> **About this task**
Where the word "Create" occurs in a line of the listing, please copy the line.

> **Given records**
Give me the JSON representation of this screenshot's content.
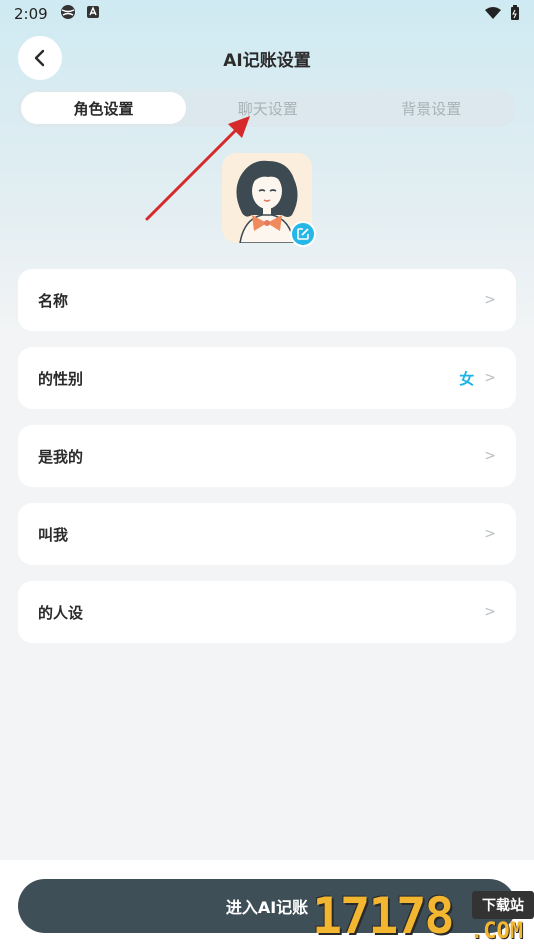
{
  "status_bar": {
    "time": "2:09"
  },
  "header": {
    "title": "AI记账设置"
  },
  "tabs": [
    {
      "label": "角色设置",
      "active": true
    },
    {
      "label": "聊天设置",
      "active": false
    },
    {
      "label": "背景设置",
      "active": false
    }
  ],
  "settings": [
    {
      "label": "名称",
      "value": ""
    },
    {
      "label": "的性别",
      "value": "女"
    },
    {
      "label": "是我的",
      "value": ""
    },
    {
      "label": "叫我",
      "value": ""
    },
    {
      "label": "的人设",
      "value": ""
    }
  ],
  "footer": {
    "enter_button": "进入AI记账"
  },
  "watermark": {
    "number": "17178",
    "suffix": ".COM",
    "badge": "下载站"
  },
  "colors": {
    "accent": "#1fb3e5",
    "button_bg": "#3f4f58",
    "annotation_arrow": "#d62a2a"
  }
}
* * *
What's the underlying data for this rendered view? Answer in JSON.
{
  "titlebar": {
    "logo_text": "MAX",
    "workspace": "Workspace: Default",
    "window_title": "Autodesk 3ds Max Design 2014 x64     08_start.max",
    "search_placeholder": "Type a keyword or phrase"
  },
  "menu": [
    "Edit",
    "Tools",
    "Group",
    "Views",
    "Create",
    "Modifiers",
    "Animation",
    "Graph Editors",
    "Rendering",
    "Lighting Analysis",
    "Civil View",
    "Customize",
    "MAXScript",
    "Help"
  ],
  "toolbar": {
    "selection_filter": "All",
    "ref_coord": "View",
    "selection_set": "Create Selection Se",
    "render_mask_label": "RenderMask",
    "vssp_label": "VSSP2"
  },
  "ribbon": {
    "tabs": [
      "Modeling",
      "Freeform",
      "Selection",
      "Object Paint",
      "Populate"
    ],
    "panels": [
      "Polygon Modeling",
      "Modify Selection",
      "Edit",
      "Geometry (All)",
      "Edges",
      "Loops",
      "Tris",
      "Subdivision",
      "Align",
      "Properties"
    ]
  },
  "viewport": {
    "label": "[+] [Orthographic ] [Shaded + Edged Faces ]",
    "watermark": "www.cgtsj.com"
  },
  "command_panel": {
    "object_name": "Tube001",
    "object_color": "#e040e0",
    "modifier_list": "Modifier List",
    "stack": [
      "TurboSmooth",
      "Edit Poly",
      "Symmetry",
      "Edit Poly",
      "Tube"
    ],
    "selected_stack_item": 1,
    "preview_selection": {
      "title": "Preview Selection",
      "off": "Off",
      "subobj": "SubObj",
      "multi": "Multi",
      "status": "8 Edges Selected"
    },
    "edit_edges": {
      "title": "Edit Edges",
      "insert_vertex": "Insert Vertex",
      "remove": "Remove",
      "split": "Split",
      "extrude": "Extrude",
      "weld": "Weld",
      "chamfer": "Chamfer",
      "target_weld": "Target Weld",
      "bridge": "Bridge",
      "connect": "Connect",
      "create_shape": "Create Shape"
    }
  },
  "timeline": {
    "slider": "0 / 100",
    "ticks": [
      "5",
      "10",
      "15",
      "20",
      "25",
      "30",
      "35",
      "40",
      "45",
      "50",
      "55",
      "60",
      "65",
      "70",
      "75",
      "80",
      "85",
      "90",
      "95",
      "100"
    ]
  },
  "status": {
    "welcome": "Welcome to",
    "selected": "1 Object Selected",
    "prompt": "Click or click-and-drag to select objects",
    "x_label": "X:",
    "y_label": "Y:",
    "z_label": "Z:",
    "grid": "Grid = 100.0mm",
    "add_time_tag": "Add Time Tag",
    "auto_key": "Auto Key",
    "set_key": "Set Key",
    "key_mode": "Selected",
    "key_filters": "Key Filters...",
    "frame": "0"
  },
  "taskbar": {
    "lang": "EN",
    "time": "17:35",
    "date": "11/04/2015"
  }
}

> **Response to this exercise**
    "Create",
    "selection_set": "Create Selection Se",
      "create_shape": "Create Shape"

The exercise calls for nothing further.